WORK TO COMPLETE:
In your copy, repeat the records exactly and leave out the pictures.

EXERCISE DATA:
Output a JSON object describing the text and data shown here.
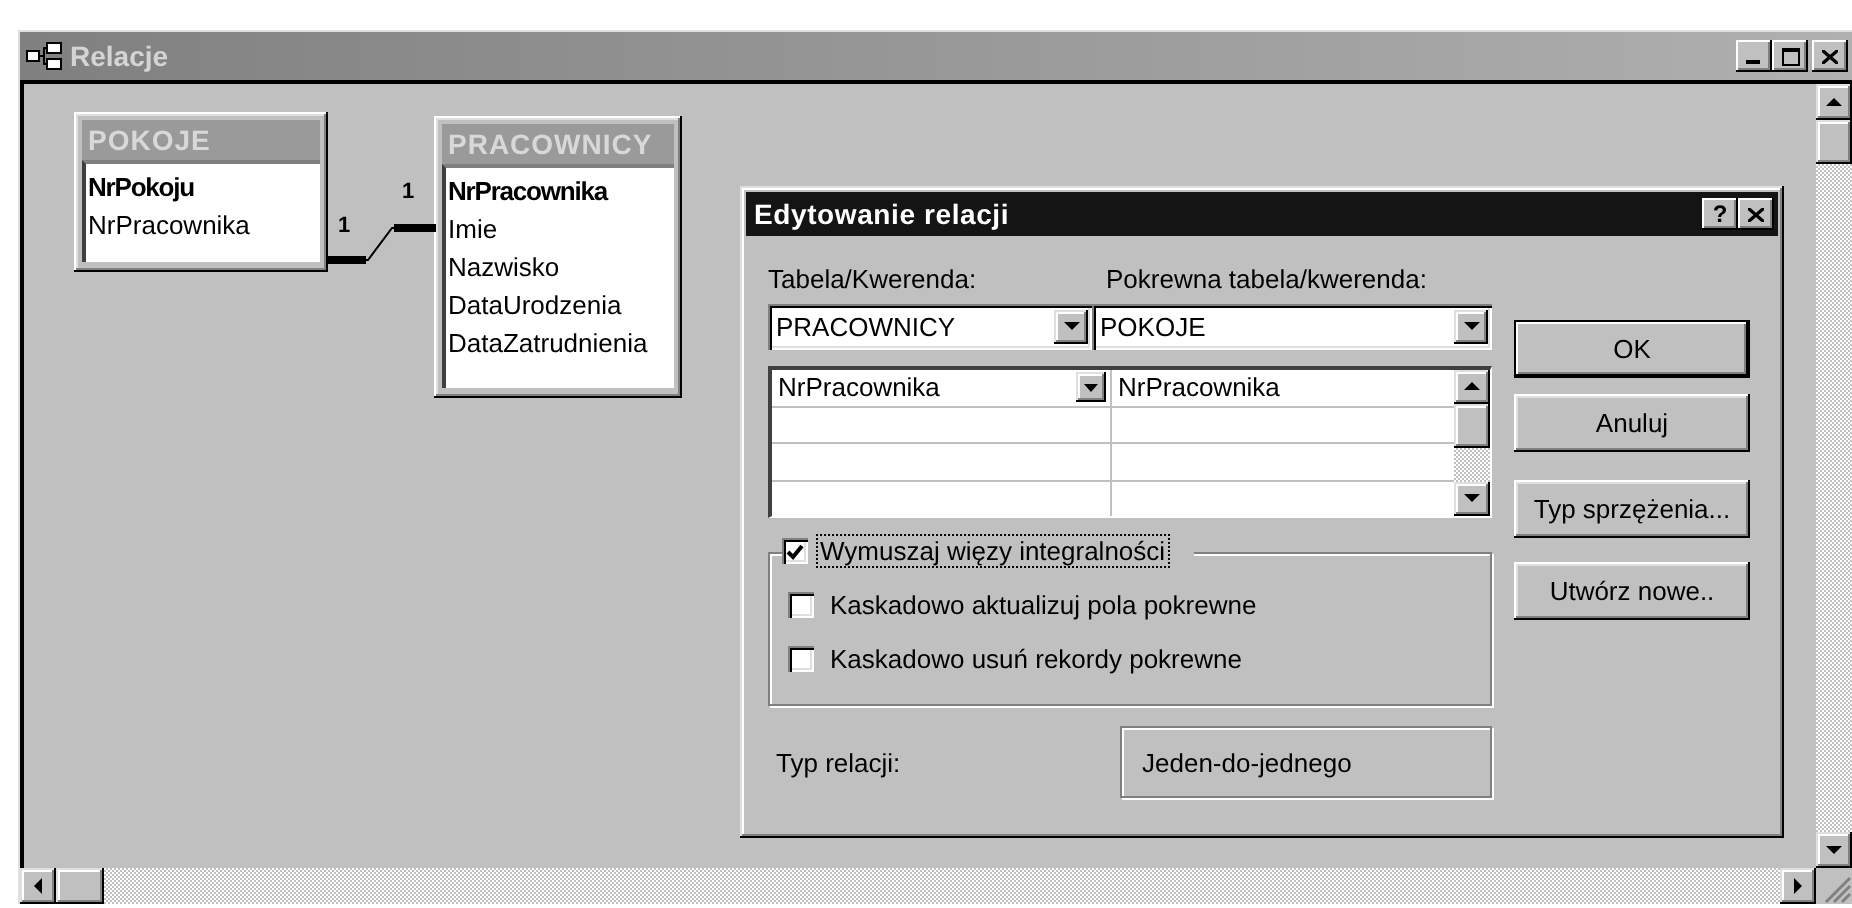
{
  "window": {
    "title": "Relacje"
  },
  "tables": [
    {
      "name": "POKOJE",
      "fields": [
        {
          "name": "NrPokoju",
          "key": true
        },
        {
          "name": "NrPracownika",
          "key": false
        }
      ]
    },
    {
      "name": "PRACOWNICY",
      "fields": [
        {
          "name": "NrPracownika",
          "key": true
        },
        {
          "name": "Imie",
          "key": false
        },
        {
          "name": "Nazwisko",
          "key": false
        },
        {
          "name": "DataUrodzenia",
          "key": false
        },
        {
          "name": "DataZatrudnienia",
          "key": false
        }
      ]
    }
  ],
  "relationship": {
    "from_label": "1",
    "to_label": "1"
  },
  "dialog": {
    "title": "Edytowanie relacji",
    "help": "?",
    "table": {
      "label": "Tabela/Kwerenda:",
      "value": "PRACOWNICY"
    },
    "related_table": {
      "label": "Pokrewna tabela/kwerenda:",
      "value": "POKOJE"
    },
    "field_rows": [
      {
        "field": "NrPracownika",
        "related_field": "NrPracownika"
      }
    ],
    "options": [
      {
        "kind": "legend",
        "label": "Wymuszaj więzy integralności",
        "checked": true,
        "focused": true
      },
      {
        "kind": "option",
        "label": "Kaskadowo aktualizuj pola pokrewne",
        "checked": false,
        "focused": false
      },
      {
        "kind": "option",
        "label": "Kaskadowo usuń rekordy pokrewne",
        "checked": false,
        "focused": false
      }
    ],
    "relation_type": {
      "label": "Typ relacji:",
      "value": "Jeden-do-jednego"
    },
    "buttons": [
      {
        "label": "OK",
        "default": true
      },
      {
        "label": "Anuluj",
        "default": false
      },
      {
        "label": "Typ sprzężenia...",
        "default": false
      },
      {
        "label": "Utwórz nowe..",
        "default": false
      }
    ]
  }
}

RESULT FOR THIS EXERCISE:
Output a JSON object describing the text and data shown here.
{
  "window": {
    "title": "Relacje"
  },
  "tables": [
    {
      "name": "POKOJE",
      "fields": [
        {
          "name": "NrPokoju",
          "key": true
        },
        {
          "name": "NrPracownika",
          "key": false
        }
      ]
    },
    {
      "name": "PRACOWNICY",
      "fields": [
        {
          "name": "NrPracownika",
          "key": true
        },
        {
          "name": "Imie",
          "key": false
        },
        {
          "name": "Nazwisko",
          "key": false
        },
        {
          "name": "DataUrodzenia",
          "key": false
        },
        {
          "name": "DataZatrudnienia",
          "key": false
        }
      ]
    }
  ],
  "relationship": {
    "from_label": "1",
    "to_label": "1"
  },
  "dialog": {
    "title": "Edytowanie relacji",
    "help": "?",
    "table": {
      "label": "Tabela/Kwerenda:",
      "value": "PRACOWNICY"
    },
    "related_table": {
      "label": "Pokrewna tabela/kwerenda:",
      "value": "POKOJE"
    },
    "field_rows": [
      {
        "field": "NrPracownika",
        "related_field": "NrPracownika"
      }
    ],
    "options": [
      {
        "kind": "legend",
        "label": "Wymuszaj więzy integralności",
        "checked": true,
        "focused": true
      },
      {
        "kind": "option",
        "label": "Kaskadowo aktualizuj pola pokrewne",
        "checked": false,
        "focused": false
      },
      {
        "kind": "option",
        "label": "Kaskadowo usuń rekordy pokrewne",
        "checked": false,
        "focused": false
      }
    ],
    "relation_type": {
      "label": "Typ relacji:",
      "value": "Jeden-do-jednego"
    },
    "buttons": [
      {
        "label": "OK",
        "default": true
      },
      {
        "label": "Anuluj",
        "default": false
      },
      {
        "label": "Typ sprzężenia...",
        "default": false
      },
      {
        "label": "Utwórz nowe..",
        "default": false
      }
    ]
  }
}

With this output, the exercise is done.